GOAL OF THE EXERCISE —
Return all lines from the entries below in which the word "text" is present.

PROVIDED ENTRIES —
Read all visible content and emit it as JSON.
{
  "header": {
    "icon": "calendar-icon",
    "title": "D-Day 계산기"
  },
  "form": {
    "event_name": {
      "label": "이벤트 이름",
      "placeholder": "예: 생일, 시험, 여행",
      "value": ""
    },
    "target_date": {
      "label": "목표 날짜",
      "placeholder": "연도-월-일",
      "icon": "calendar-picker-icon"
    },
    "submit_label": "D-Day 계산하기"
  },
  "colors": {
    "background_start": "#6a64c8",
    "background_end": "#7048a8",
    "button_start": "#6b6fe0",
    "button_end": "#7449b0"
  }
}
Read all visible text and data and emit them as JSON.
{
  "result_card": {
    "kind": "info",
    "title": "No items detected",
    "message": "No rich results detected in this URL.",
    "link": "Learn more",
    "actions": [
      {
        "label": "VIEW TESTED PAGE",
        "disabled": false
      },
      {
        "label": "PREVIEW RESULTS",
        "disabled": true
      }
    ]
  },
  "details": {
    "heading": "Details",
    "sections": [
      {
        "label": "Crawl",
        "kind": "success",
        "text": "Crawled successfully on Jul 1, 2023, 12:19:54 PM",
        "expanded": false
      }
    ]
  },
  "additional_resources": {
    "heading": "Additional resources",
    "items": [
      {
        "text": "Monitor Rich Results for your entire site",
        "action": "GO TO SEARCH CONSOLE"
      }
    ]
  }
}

RESULT OF THE EXERCISE —
Read all visible text and data and emit them as JSON.
        "text": "Crawled successfully on Jul 1, 2023, 12:19:54 PM",
        "text": "Monitor Rich Results for your entire site",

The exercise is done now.